Considering these circumstances it is possible to understand my surprise and further delight when I found out such practices, but with real practical value, including conscious movements, application of force and, most importantly, accompanied with at least minimal explanatory theoretical basis.

It should be noted immediately that there are no such familiar to the Europeans concepts as «school», «style» and «martial arts» in this case. The Indians themselves, naturally, refer these exercises to the Mahabharata times, and believe that almost always they existed in this form.

Panchal family workshop

Panchal family workshop

Manmal Panchal was born in 1946, and his clan belongs to “sekligarh” podcast consisted of blacksmiths and armorers. His father, grandfather and subsequent ancestors served as the armorers at the court of Maharaja Bundi, and until recently Manmal himself continued receiving of a formal remuneration corresponding to his status. In modern life Manmal, like his father before, is engaged in antiques: Rajput paintings and weapons. Also he works with his sons in the workshop, where they sharpen sickles to peasants and scissors to townspeople.
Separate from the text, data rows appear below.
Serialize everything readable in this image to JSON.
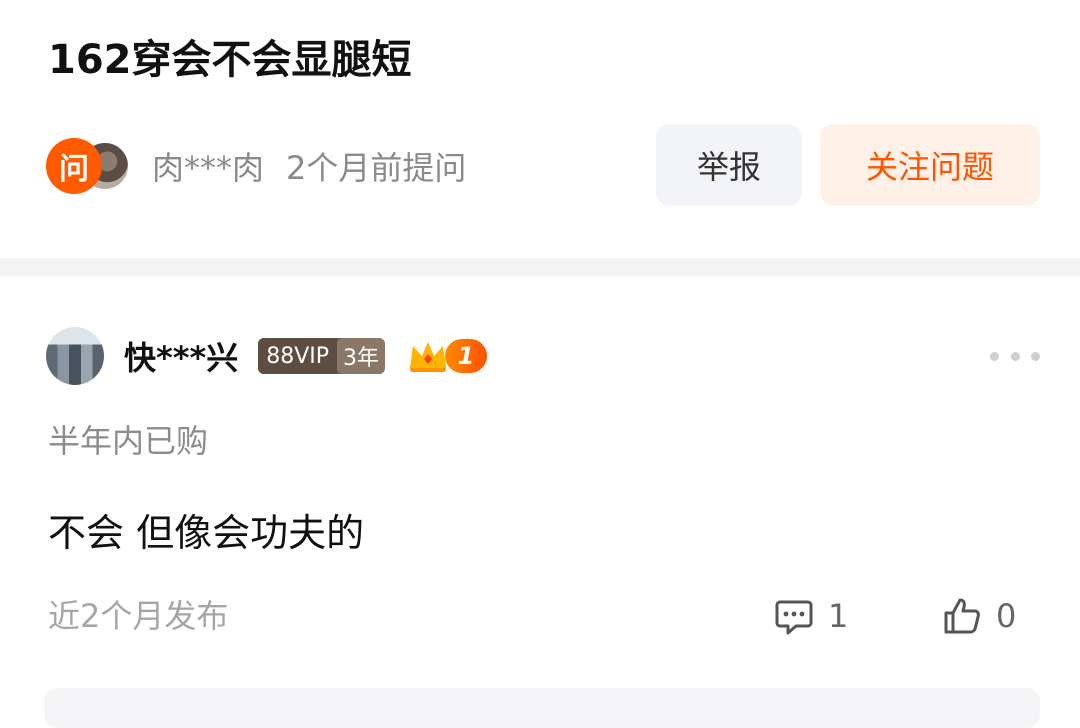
{
  "question": {
    "title": "162穿会不会显腿短",
    "ask_badge": "问",
    "asker_name": "肉***肉",
    "asked_time": "2个月前提问",
    "report_label": "举报",
    "follow_label": "关注问题"
  },
  "answer": {
    "user_name": "快***兴",
    "vip_label": "88VIP",
    "vip_years": "3年",
    "level": "1",
    "purchase_tag": "半年内已购",
    "content": "不会 但像会功夫的",
    "publish_time": "近2个月发布",
    "comment_count": "1",
    "like_count": "0"
  },
  "colors": {
    "accent": "#ff5500",
    "ask_badge_bg": "#ff5a00",
    "follow_bg": "#fff1e8",
    "report_bg": "#f3f4f7",
    "muted_text": "#8a8a8a"
  },
  "icons": {
    "crown": "crown-icon",
    "more": "more-dots-icon",
    "comment": "comment-icon",
    "like": "thumbs-up-icon"
  }
}
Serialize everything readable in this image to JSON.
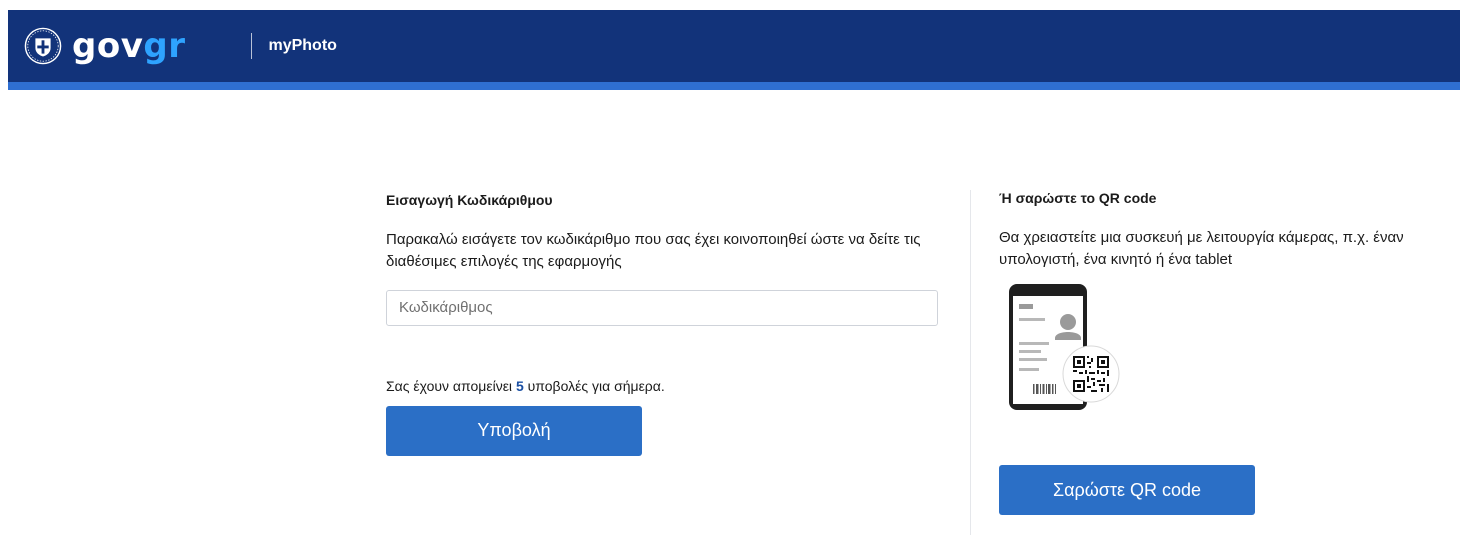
{
  "header": {
    "brand_prefix": "gov",
    "brand_suffix": "gr",
    "app_title": "myPhoto",
    "bg_color": "#12337a",
    "stripe_color": "#2f6fd1"
  },
  "icons": {
    "emblem": "greek-emblem-icon",
    "phone": "phone-id-card-icon",
    "qr": "qr-code-icon"
  },
  "left": {
    "title": "Εισαγωγή Κωδικάριθμου",
    "description": "Παρακαλώ εισάγετε τον κωδικάριθμο που σας έχει κοινοποιηθεί ώστε να δείτε τις διαθέσιμες επιλογές της εφαρμογής",
    "input": {
      "placeholder": "Κωδικάριθμος",
      "value": ""
    },
    "remaining": {
      "prefix": "Σας έχουν απομείνει ",
      "count": "5",
      "suffix": " υποβολές για σήμερα."
    },
    "submit_label": "Υποβολή"
  },
  "right": {
    "title": "Ή σαρώστε το QR code",
    "description": "Θα χρειαστείτε μια συσκευή με λειτουργία κάμερας, π.χ. έναν υπολογιστή, ένα κινητό ή ένα tablet",
    "scan_label": "Σαρώστε QR code"
  },
  "colors": {
    "primary_button": "#2b6fc6",
    "count_highlight": "#1a4fa3"
  }
}
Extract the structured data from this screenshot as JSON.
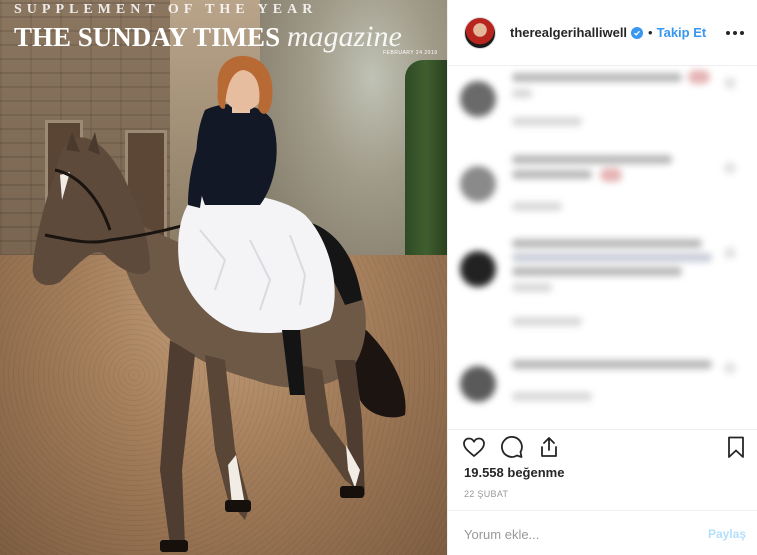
{
  "post_image": {
    "magazine_kicker": "SUPPLEMENT OF THE YEAR",
    "magazine_title": "THE SUNDAY TIMES",
    "magazine_script": "magazine",
    "magazine_date": "FEBRUARY 24 2019"
  },
  "header": {
    "username": "therealgerihalliwell",
    "verified": true,
    "separator": "•",
    "follow_label": "Takip Et",
    "more_icon": "more-options-icon"
  },
  "comments": {
    "blurred": true,
    "count_visible": 4
  },
  "actions": {
    "icons": [
      "heart-icon",
      "comment-icon",
      "share-icon",
      "bookmark-icon"
    ],
    "likes_text": "19.558 beğenme",
    "date_text": "22 ŞUBAT"
  },
  "add_comment": {
    "placeholder": "Yorum ekle...",
    "post_label": "Paylaş"
  },
  "colors": {
    "accent": "#3897f0",
    "text": "#262626",
    "muted": "#999999",
    "post_disabled": "#b2dffc"
  }
}
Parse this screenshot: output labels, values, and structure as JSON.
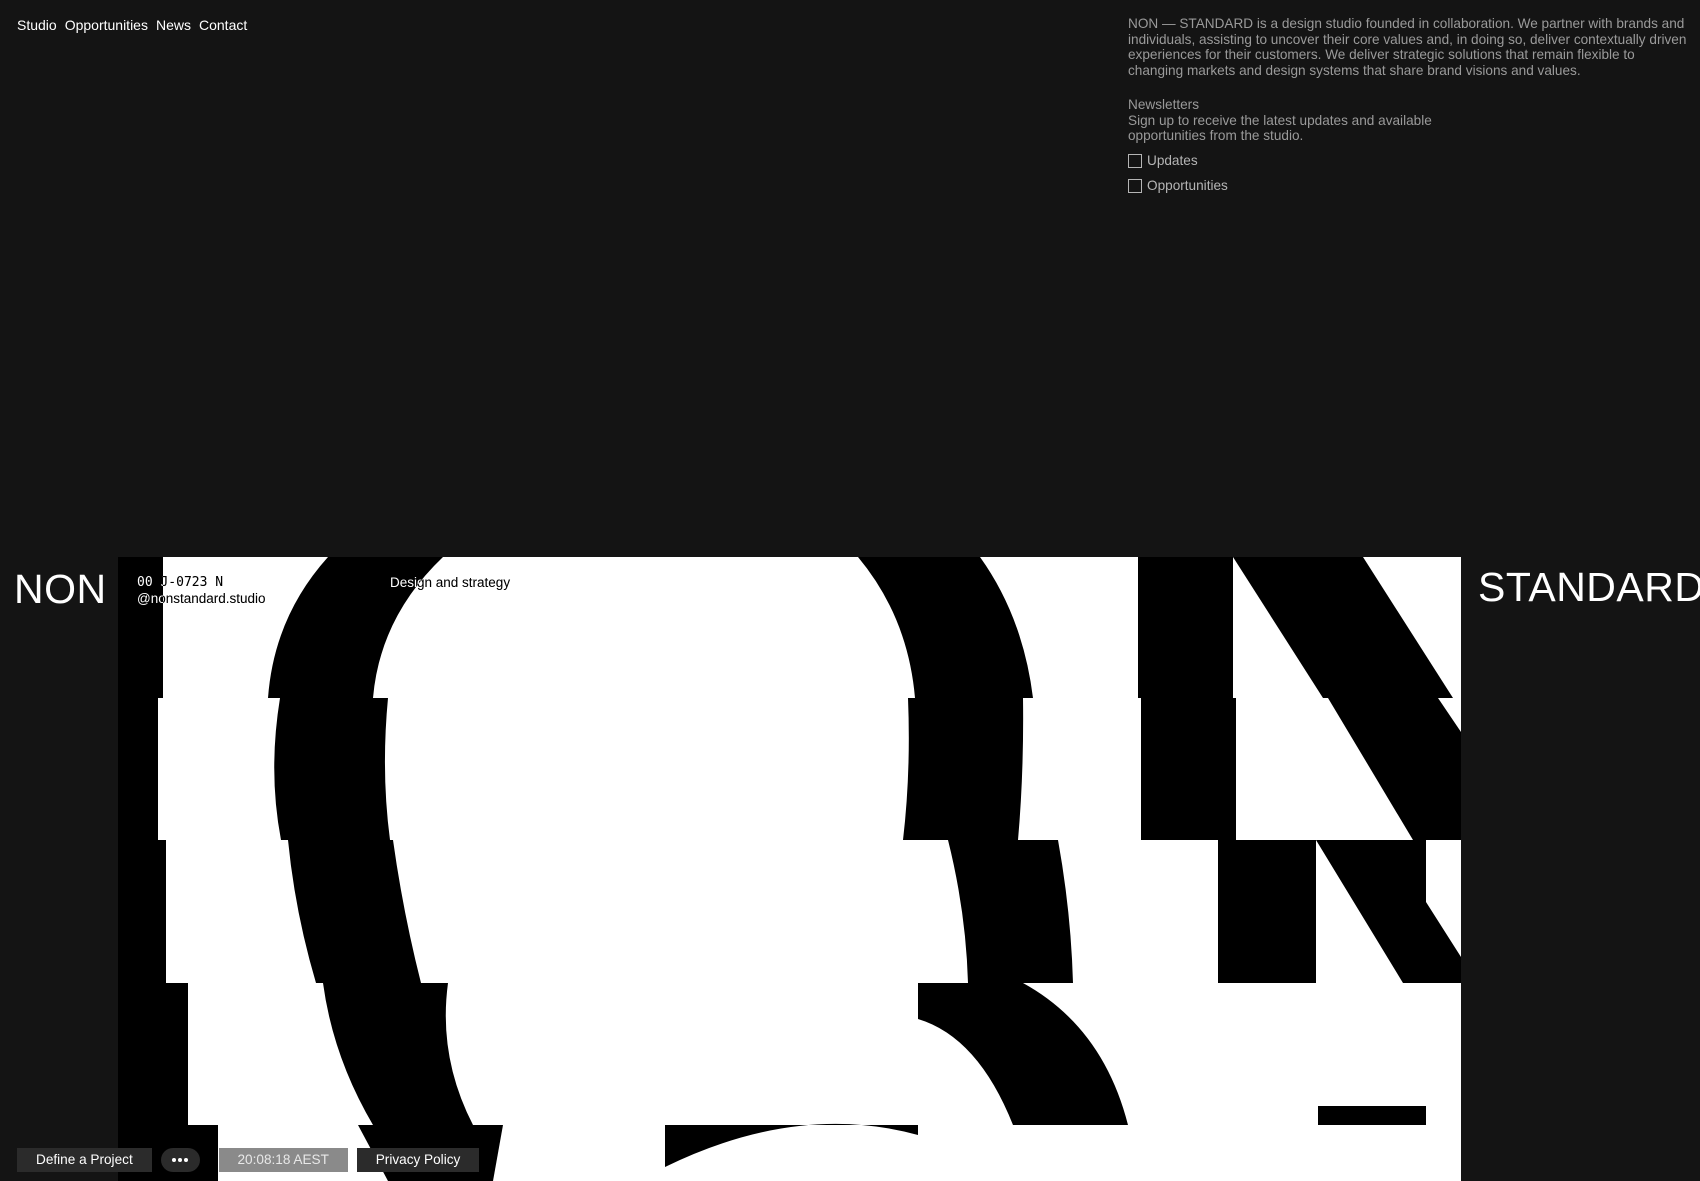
{
  "nav": {
    "items": [
      "Studio",
      "Opportunities",
      "News",
      "Contact"
    ]
  },
  "about": {
    "text": "NON — STANDARD is a design studio founded in collaboration. We partner with brands and individuals, assisting to uncover their core values and, in doing so, deliver contextually driven experiences for their customers. We deliver strategic solutions that remain flexible to changing markets and design systems that share brand visions and values."
  },
  "newsletter": {
    "title": "Newsletters",
    "description": "Sign up to receive the latest updates and available opportunities from the studio.",
    "options": [
      {
        "label": "Updates",
        "checked": false
      },
      {
        "label": "Opportunities",
        "checked": false
      }
    ]
  },
  "brand": {
    "left": "NON",
    "right": "STANDARD"
  },
  "hero": {
    "code": "00 J-0723 N",
    "handle": "@nonstandard.studio",
    "tagline": "Design and strategy"
  },
  "footer": {
    "define_project": "Define a Project",
    "more_icon": "more-dots-icon",
    "clock": "20:08:18 AEST",
    "privacy": "Privacy Policy"
  },
  "colors": {
    "background": "#141414",
    "hero_bg": "#ffffff",
    "muted_text": "#9a9a9a",
    "button_bg": "#2b2b2b",
    "clock_bg": "#8a8a8a"
  }
}
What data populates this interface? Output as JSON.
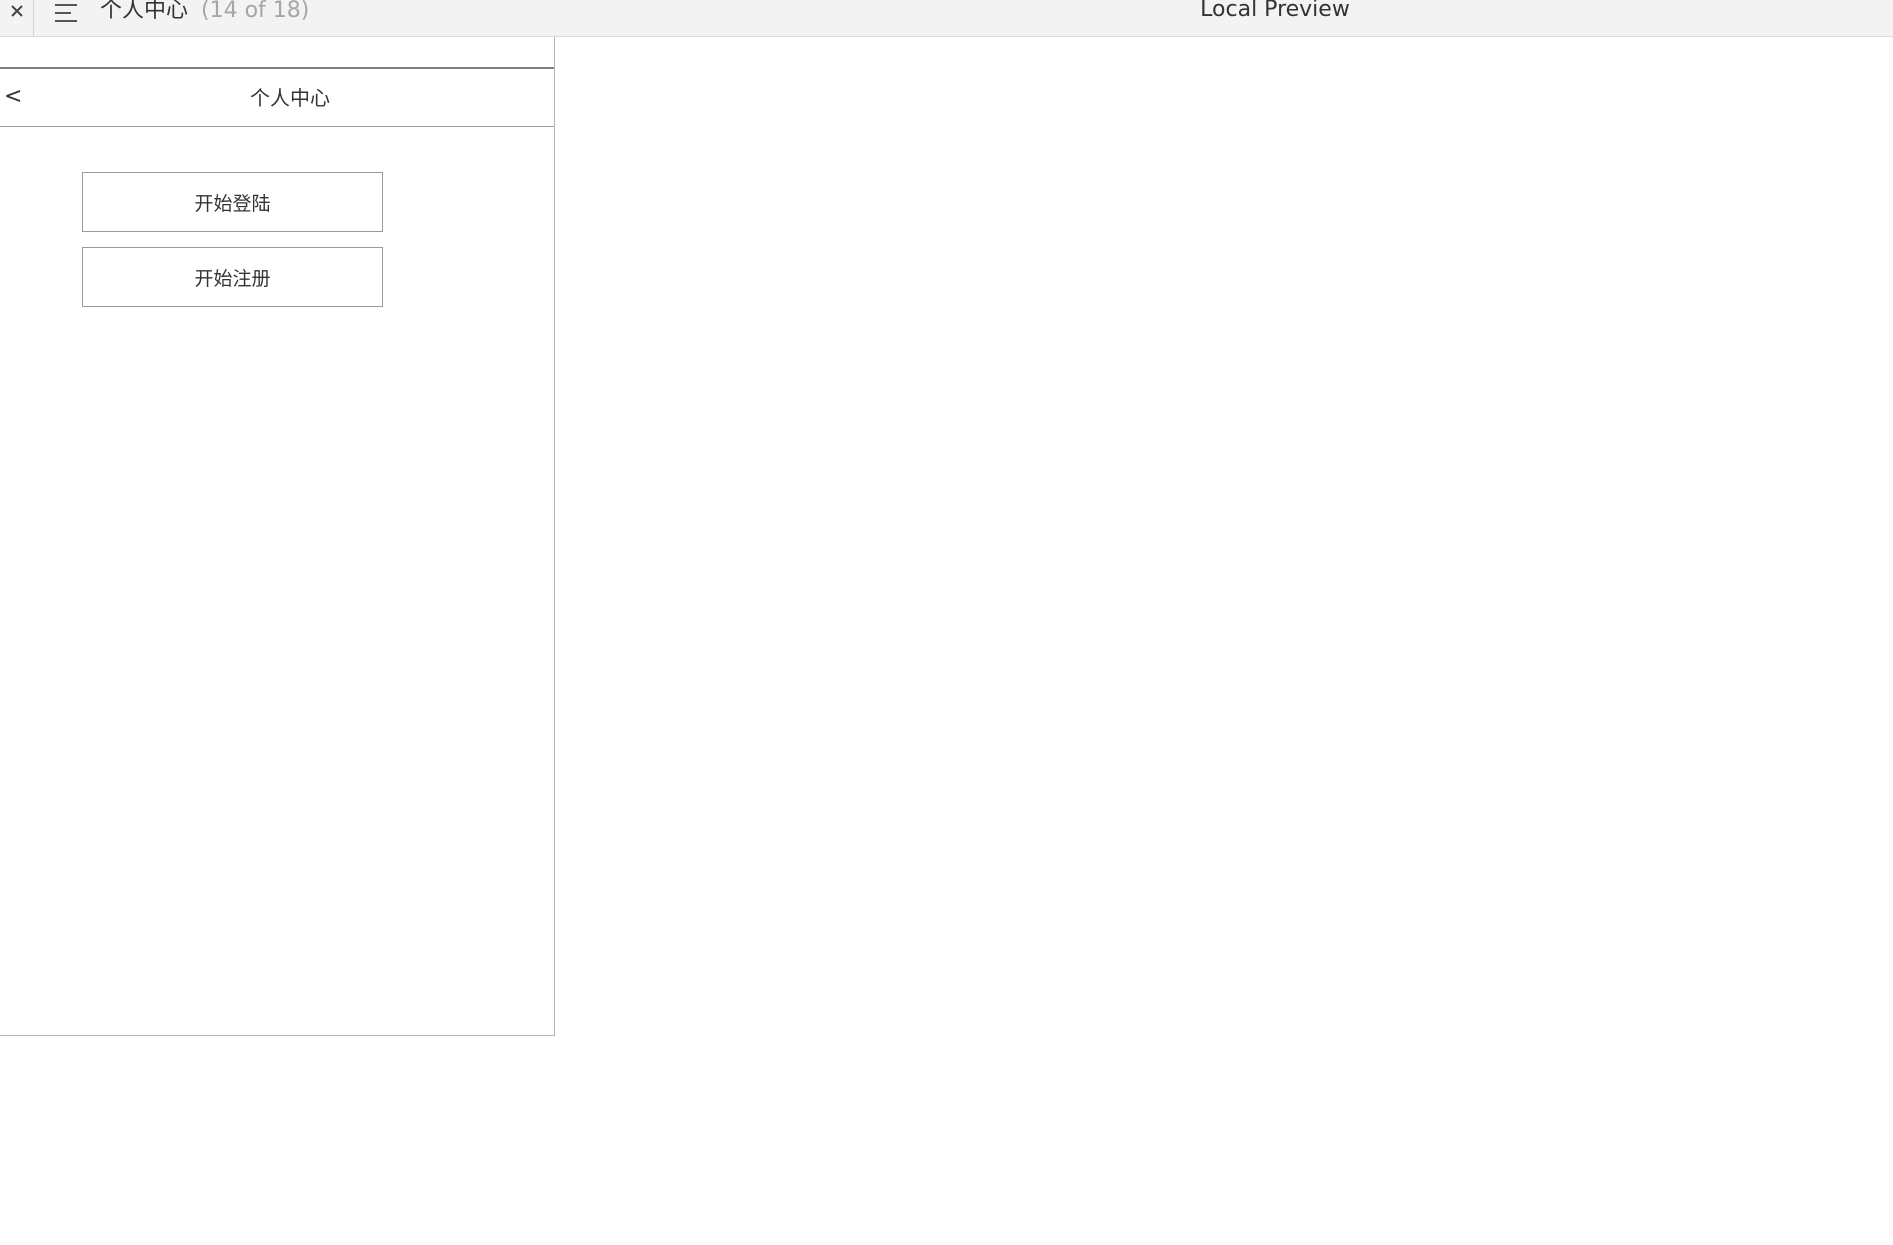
{
  "topbar": {
    "page_name": "个人中心",
    "page_count": "(14 of 18)",
    "app_title": "Local Preview",
    "close_icon": "close-icon",
    "menu_icon": "menu-icon"
  },
  "screen": {
    "back_label": "<",
    "title": "个人中心",
    "buttons": [
      {
        "label": "开始登陆"
      },
      {
        "label": "开始注册"
      }
    ]
  },
  "colors": {
    "topbar_bg": "#f3f3f3",
    "text": "#333333",
    "muted_text": "#a6a6a6",
    "border": "#9a9a9a"
  }
}
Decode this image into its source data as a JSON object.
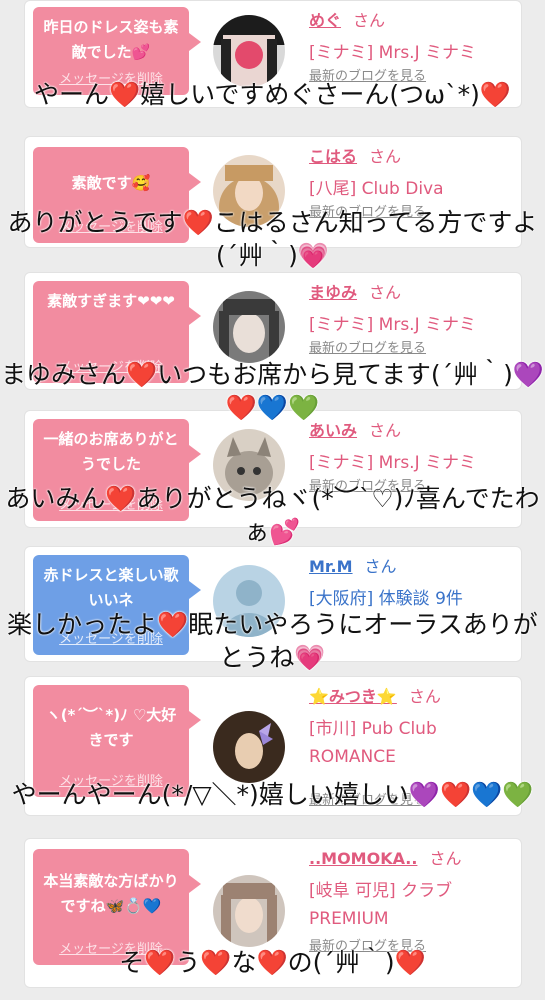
{
  "comments": [
    {
      "bubble": "昨日のドレス姿も素敵でした💕",
      "delete": "メッセージを削除",
      "name": "めぐ",
      "san": "さん",
      "shop": "[ミナミ] Mrs.J ミナミ",
      "blog": "最新のブログを見る",
      "reply": "やーん❤️嬉しいですめぐさーん(つω`*)❤️",
      "theme": "pink"
    },
    {
      "bubble": "素敵です🥰",
      "delete": "メッセージを削除",
      "name": "こはる",
      "san": "さん",
      "shop": "[八尾] Club Diva",
      "blog": "最新のブログを見る",
      "reply": "ありがとうです❤️こはるさん知ってる方ですよ(´艸｀)💗",
      "theme": "pink"
    },
    {
      "bubble": "素敵すぎます❤❤❤",
      "delete": "メッセージを削除",
      "name": "まゆみ",
      "san": "さん",
      "shop": "[ミナミ] Mrs.J ミナミ",
      "blog": "最新のブログを見る",
      "reply": "まゆみさん❤️いつもお席から見てます(´艸｀)💜❤️💙💚",
      "theme": "pink"
    },
    {
      "bubble": "一緒のお席ありがとうでした",
      "delete": "メッセージを削除",
      "name": "あいみ",
      "san": "さん",
      "shop": "[ミナミ] Mrs.J ミナミ",
      "blog": "最新のブログを見る",
      "reply": "あいみん❤️ありがとうねヾ(*︶`♡)ﾉ喜んでたわぁ💕",
      "theme": "pink"
    },
    {
      "bubble": "赤ドレスと楽しい歌いいネ",
      "delete": "メッセージを削除",
      "name": "Mr.M",
      "san": "さん",
      "shop": "[大阪府] 体験談 9件",
      "blog": "",
      "reply": "楽しかったよ❤️眠たいやろうにオーラスありがとうね💗",
      "theme": "blue"
    },
    {
      "bubble": "ヽ(*´︶`*)ﾉ ♡大好きです",
      "delete": "メッセージを削除",
      "name": "⭐みつき⭐",
      "san": "さん",
      "shop": "[市川] Pub Club ROMANCE",
      "blog": "最新のブログを見る",
      "reply": "やーんやーん(*/▽＼*)嬉しい嬉しい💜❤️💙💚",
      "theme": "pink"
    },
    {
      "bubble": "本当素敵な方ばかりですね🦋💍💙",
      "delete": "メッセージを削除",
      "name": "..MOMOKA..",
      "san": "さん",
      "shop": "[岐阜 可児] クラブ PREMIUM",
      "blog": "最新のブログを見る",
      "reply": "そ❤️う❤️な❤️の(´艸｀)❤️",
      "theme": "pink"
    }
  ],
  "colors": {
    "pink": "#f28ca0",
    "blue": "#6e9fe6",
    "name_pink": "#e05a7e",
    "name_blue": "#3a73c9"
  }
}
But the most important fact is that Manmal like his father and grandfather is a guru and mentor of Akhara in Bundi, which is now called «Ganeshvayamshalla». «Ganesh» is known to everybody, «vayam» means exercises, «shalla» — is the place for training, school. Within this school certain practices were preserved till nowadays. Manmal considers these practices to be typical and common to the whole Rajasthan, but with some differences. To the question whether these differences that distinguish Manmal performance manner are exclusive to this Akhara or it is the personal Manmal manner, he replies that he was taught in this way by his father, who in turn learned from his father. And now how it was before.

In the first half of the 18th century ascetics-sadhus came in Bundi and founded Akhara on the shores of Lake. Their group – jamaat – consisted of 10-20 people. Together with asceticism they practiced fighting and weapon handling skills. One of the regular Akhara guru, who possessed extraordinary skills in martial practices, and approximately in the second half of the 18th century achieved samadhi, was placed in the imperishable form in Shiva temple on the Akhara territory. Since then this place continues to attract fans of these practices and those who just looking for or desiring something.

Manmal’s grandfather even lived in the time of last “lake” sadhu. We could only guess whether any continuity of community with the first sadhus was preserved by the time or not, including the content of the martial practices. All grandfather and his sons (including Manmal’s father) practiced fighting and weapon handling skills. One of the brothers was a famous fighter in the country. According to family legend one famous Iranian fighter came to him with a “friendly” visit to share experiences. During a duel, when his brother with an ear bitten by Iranian started to lose, his father aimed the gun at him and announced that he would shoot him in case of loss. Of course, the victory was won.

Akhara. End of the 60s

Akhara. End of the 60s

At the age of 12 Manmal began studying of traditional fighting and weapon handling practices with his father. In the 60-ies there was a huge interest for this area, and Akhara lived with a full life. Subsequently, with the disappearing of interest among the younger generation and with the age of Manmal, everything has changed. Now there is a slight rise of interest, but again, only in so dear to the heart of Indian colorful, demonstrative side of the practices. But still, either thanks to the holy sadh or innate talents of Manmal himself, or preserved continuity and fighting training of the warriors ascetics, these practices possess inner content and military tactical sense.


Manmal Panchal with his granddaughter Goranti